→ **App and web page records**:
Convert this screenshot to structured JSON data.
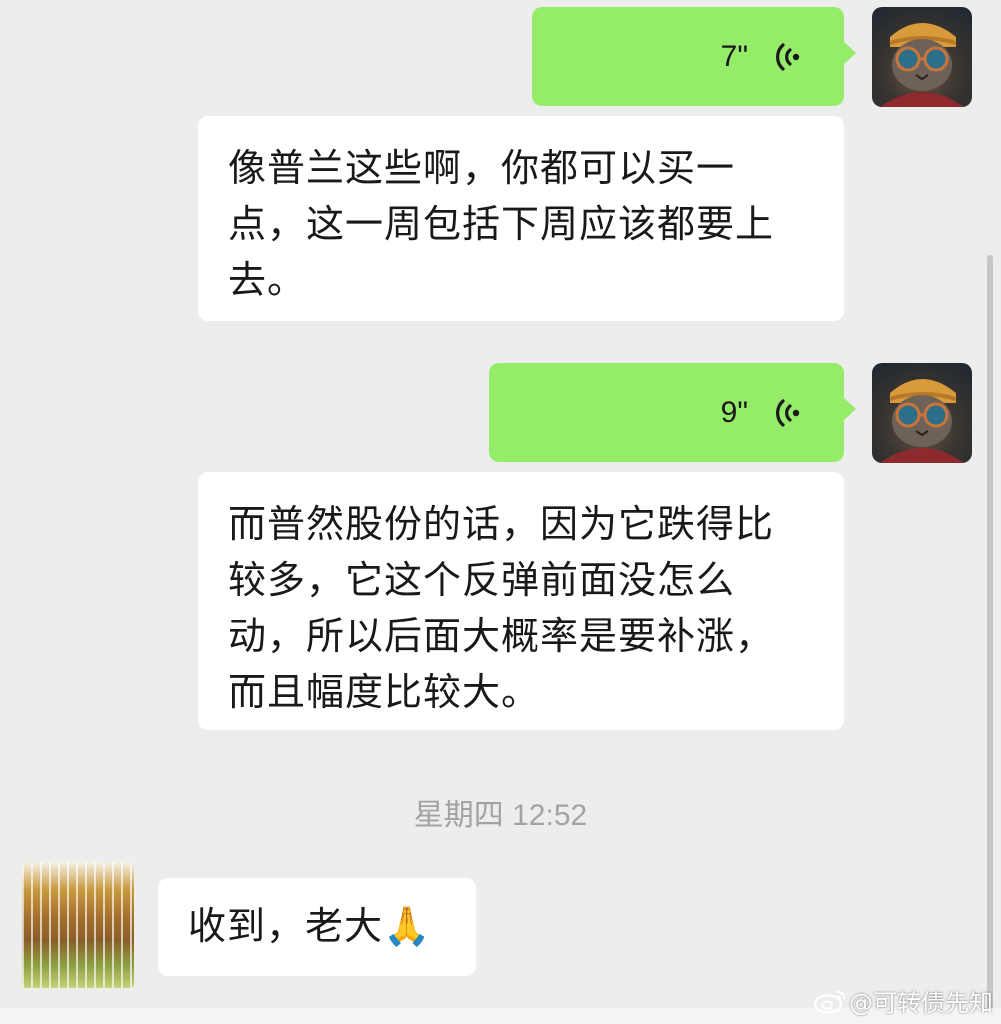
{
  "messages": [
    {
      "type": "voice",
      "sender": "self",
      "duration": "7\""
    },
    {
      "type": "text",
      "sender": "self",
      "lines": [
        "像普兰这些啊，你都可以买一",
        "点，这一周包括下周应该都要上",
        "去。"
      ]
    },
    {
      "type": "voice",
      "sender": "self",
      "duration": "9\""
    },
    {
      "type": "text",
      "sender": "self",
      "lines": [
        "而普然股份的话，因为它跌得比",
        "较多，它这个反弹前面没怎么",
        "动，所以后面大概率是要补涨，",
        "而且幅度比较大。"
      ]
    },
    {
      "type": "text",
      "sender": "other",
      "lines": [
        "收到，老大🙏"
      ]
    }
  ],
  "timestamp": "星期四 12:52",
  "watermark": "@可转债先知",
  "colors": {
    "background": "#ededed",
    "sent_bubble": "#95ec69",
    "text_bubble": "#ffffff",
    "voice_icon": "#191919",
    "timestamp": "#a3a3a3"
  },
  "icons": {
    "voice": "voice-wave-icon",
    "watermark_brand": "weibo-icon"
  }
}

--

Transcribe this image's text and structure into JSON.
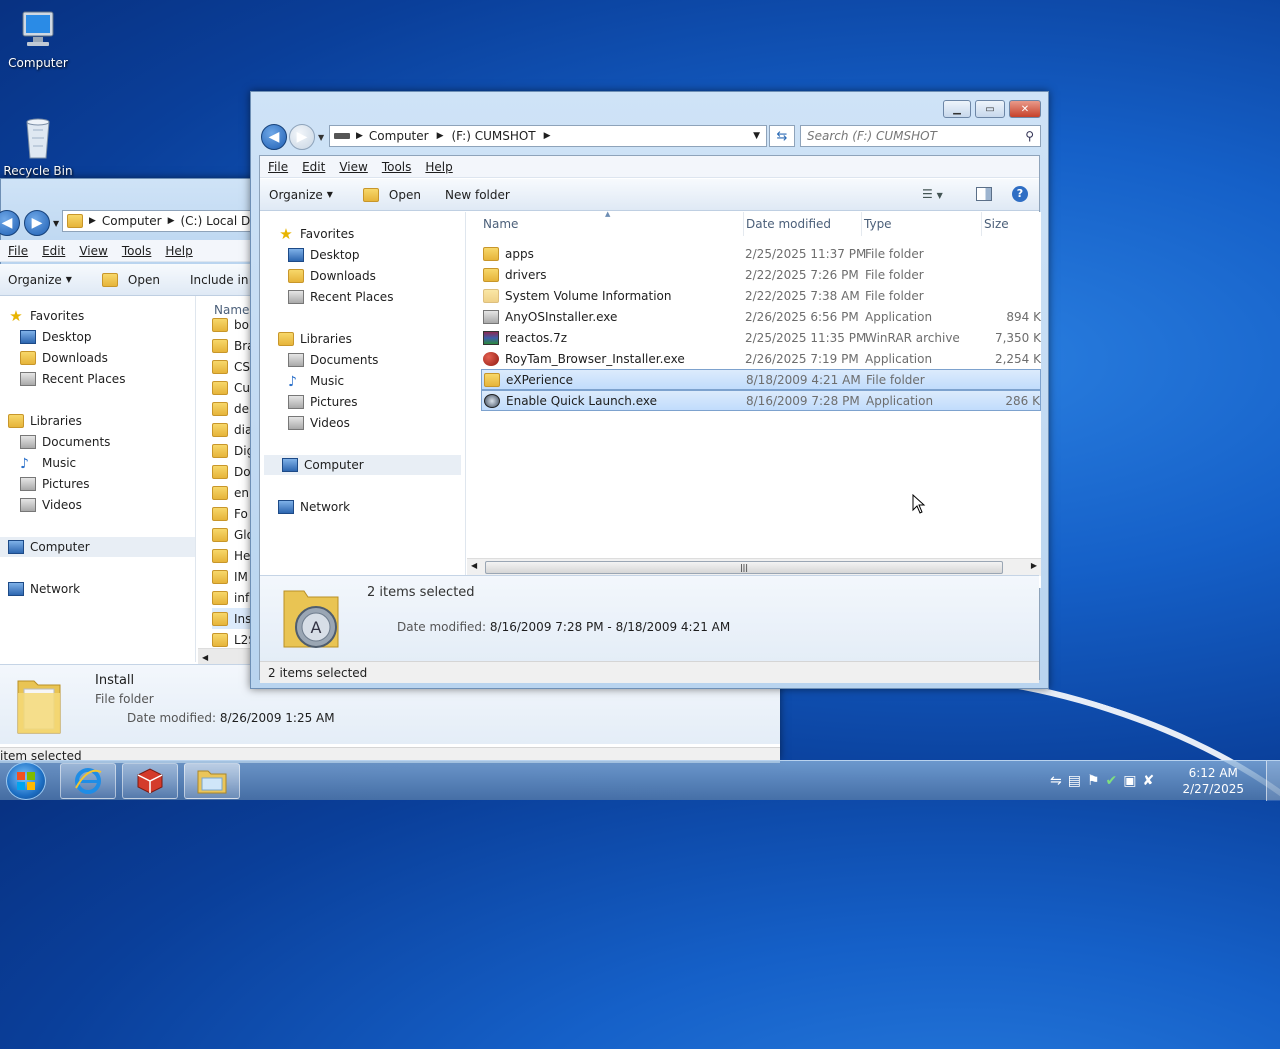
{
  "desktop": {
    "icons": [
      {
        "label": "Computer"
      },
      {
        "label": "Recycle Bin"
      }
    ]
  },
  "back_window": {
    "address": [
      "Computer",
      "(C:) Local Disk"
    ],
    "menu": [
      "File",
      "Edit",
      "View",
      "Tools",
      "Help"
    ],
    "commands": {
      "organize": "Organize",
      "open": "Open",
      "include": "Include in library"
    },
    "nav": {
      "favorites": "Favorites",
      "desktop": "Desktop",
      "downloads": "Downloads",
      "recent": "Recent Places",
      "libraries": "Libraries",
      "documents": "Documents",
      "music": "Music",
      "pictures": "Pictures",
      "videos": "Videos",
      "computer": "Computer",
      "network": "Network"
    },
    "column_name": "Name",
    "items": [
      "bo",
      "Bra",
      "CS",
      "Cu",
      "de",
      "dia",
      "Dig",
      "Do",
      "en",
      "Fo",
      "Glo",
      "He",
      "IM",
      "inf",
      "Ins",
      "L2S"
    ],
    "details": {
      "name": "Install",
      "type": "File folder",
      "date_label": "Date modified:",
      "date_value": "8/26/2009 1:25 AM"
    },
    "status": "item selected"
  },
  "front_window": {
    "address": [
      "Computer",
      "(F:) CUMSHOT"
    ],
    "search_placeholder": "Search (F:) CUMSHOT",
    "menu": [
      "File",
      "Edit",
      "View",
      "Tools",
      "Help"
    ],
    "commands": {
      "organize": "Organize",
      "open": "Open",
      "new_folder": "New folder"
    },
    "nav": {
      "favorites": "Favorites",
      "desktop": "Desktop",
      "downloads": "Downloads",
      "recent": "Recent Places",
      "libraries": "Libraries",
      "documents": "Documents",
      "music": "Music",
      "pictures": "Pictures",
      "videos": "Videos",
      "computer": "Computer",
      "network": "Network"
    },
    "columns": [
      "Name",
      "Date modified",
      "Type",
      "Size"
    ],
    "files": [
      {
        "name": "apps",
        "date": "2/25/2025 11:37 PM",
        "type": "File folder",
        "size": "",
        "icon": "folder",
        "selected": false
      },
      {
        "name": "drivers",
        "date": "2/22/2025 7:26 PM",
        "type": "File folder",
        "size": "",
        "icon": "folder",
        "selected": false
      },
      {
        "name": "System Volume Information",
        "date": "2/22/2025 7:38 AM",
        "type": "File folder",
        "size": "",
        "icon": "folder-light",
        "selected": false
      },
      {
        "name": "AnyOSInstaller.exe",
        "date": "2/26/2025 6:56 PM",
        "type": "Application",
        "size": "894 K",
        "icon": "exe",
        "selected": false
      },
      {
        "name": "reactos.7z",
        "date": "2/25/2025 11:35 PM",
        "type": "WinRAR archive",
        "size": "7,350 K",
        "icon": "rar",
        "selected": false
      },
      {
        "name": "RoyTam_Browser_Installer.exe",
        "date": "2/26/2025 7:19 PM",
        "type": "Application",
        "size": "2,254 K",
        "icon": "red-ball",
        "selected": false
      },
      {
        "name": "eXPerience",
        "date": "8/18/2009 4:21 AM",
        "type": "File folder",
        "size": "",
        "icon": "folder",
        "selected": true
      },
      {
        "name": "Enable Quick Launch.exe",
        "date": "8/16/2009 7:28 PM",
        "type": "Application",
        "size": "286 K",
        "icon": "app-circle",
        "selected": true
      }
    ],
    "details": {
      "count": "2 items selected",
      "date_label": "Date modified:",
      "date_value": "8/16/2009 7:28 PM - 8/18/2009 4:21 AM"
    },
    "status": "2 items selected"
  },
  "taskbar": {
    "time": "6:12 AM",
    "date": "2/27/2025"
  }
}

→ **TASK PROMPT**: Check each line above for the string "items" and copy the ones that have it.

→ **YOUR RESPONSE**:
    "items": [
      "count": "2 items selected",
    "status": "2 items selected"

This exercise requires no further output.